Blog - Children's Mental Health Week

As Children’s Mental Health Week draws to a close, our Chief Executive Kevin Kibble looks ahead to key policy opportunities for children’s mental health in the rest of 2019 and argues for a child-centred approach. 

The rest of 2019 will bring major shifts in approaches to children’s mental health in England and Wales.

The second half of the year will see pilots of regional mental health support teams in ‘trailblazer areas’, as part of the proposals put forward in the government’s Green Paper Transforming Children and Young People’s Mental Health. These teams will be established within local clinical commissioning groups, with each team supporting up to 8,000 children and young people in up to 20 schools and colleges. Each school will be required to have a designated mental health lead. The implementation of the Green Paper proposals is an opportunity to make progress in supporting schools to understand the social, emotional and wellbeing needs of their pupils.

The new NHS Long Term Plan, published in January, builds on the Green Paper’s proposals, with a promise that funding for children and young people’s mental health services will grow faster than both overall NHS funding and total mental health spending. The new regional mental health support teams will be supervised by NHS staff, and the teams will receive special training around supporting young people more likely to face mental health issues.

The Long Term Plan also promises a greater focus on prevention and early intervention, including better information sharing, and the use of digital interventions to minimise the need for acute mental health services. The Boxall Profile, our unique online assessment tool enabling teachers to develop a precise and accurate understanding of individual children’s social and emotional competencies, could be a cornerstone of this digital prevention strategy.

In Wales, the Government has committed to a whole-school approach to mental health wellbeing, with a Joint Ministerial Task Force working to ensure its implementation. The shift to an emphasis on mental health and wellbeing at all levels of a school environment will create many new opportunities to support children with social, emotional, and behavioural difficulties.

To support this ambition, the Welsh Government has announced £7.1 million of new funding for children and young people’s mental health, to be spread across diverse interventions like youth services, early intervention, and in-school support.
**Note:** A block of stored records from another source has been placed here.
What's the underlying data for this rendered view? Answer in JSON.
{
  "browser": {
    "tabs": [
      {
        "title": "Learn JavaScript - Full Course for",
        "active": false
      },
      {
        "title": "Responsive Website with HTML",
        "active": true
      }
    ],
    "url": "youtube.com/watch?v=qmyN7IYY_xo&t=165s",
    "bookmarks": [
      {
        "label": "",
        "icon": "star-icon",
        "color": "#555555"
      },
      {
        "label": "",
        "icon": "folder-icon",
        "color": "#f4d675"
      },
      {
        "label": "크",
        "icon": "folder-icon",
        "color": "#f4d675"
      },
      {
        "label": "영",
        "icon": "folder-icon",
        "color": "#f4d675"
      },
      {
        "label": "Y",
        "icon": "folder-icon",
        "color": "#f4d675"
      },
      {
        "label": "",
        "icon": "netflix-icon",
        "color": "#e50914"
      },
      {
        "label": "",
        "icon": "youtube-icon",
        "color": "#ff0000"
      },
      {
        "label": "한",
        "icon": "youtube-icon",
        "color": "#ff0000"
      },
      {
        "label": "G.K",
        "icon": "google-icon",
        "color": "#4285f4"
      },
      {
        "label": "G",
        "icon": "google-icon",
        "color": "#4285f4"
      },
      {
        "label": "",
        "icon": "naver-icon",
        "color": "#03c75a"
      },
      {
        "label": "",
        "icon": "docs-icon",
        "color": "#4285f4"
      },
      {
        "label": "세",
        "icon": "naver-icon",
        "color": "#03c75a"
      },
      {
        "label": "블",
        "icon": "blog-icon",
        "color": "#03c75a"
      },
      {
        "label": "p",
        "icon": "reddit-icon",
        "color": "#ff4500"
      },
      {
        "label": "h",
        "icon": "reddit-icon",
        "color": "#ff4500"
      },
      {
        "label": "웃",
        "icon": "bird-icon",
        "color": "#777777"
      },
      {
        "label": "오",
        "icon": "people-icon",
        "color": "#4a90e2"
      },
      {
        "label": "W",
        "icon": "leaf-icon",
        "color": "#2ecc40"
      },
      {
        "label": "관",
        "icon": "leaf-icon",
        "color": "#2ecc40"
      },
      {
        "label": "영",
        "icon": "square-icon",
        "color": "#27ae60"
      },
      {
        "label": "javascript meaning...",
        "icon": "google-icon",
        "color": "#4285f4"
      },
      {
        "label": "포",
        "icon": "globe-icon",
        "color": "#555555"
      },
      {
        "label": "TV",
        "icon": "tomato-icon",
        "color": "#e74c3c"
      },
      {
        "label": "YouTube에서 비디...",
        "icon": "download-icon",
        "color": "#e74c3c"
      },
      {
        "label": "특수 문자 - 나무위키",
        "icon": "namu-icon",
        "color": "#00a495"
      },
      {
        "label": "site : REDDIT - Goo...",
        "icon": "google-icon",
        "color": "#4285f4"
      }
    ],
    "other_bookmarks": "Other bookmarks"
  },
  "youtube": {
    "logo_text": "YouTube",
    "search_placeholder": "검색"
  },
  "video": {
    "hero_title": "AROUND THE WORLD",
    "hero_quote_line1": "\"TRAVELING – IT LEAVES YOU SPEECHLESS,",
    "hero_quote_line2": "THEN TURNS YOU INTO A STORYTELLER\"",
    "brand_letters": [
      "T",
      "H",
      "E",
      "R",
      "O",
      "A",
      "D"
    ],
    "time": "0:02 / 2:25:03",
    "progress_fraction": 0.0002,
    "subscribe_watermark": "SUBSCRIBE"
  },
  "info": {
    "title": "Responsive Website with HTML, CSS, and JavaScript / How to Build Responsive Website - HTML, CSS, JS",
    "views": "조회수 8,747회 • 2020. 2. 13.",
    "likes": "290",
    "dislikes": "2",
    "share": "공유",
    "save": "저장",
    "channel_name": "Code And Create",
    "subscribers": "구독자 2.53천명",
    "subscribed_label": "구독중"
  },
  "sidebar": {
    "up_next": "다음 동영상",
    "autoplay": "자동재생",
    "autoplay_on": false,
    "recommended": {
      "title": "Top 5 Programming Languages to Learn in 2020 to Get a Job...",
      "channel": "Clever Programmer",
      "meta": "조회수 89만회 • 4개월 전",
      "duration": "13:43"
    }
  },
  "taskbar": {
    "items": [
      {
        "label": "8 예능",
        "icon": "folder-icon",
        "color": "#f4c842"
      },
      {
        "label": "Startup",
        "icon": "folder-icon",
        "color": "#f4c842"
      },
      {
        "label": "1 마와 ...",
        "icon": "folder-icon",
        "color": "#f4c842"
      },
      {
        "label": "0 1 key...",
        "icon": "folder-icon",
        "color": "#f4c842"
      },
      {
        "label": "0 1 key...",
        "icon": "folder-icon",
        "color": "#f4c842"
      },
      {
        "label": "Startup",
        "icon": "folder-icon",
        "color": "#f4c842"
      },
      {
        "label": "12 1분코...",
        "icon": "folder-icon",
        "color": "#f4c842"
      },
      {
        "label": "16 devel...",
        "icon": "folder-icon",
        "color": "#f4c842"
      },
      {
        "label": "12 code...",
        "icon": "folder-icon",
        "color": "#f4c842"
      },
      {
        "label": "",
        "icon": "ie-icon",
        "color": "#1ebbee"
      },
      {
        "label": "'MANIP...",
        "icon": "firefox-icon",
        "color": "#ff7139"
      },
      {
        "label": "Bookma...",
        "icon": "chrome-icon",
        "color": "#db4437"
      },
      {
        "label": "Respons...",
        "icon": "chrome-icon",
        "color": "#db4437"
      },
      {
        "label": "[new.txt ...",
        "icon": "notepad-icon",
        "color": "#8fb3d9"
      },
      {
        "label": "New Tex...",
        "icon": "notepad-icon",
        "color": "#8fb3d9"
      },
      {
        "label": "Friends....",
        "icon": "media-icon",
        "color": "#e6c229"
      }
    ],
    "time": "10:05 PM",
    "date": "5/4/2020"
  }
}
After our successful event in the Welsh Assembly last year, where Education Secretary Kirsty Williams expressed her wholehearted support for in-school nurturing interventions, I hope that the rest of 2019 will see the growth of nurture groups and nurturing schools across Wales.

These strategic shifts demonstrate a welcome and growing acceptance of whole-school approaches to mental health and wellbeing throughout the UK. At nurtureuk, we have always believed that a whole-school approach is crucial to enabling schools to improve educational outcomes for pupils while also supporting their long-term character development and emotional growth. I’m delighted to see a national commitment to this ethos.

However, all too often, strategies focus too much on service providers and schools, forgetting that the impact on children is what matters in the end. While services are always playing catch-up to deliver measured outcomes, and there are significant organisational challenges to embedding new approaches, these should always be seen as secondary to an ambitious vision for a more resilient cohort of young people. As our national conversation moves towards a deeper understanding of the complex needs of our young people and what works to support them, our methods and measurements for driving change should also shift to put children and their families at the centre of mental health policy.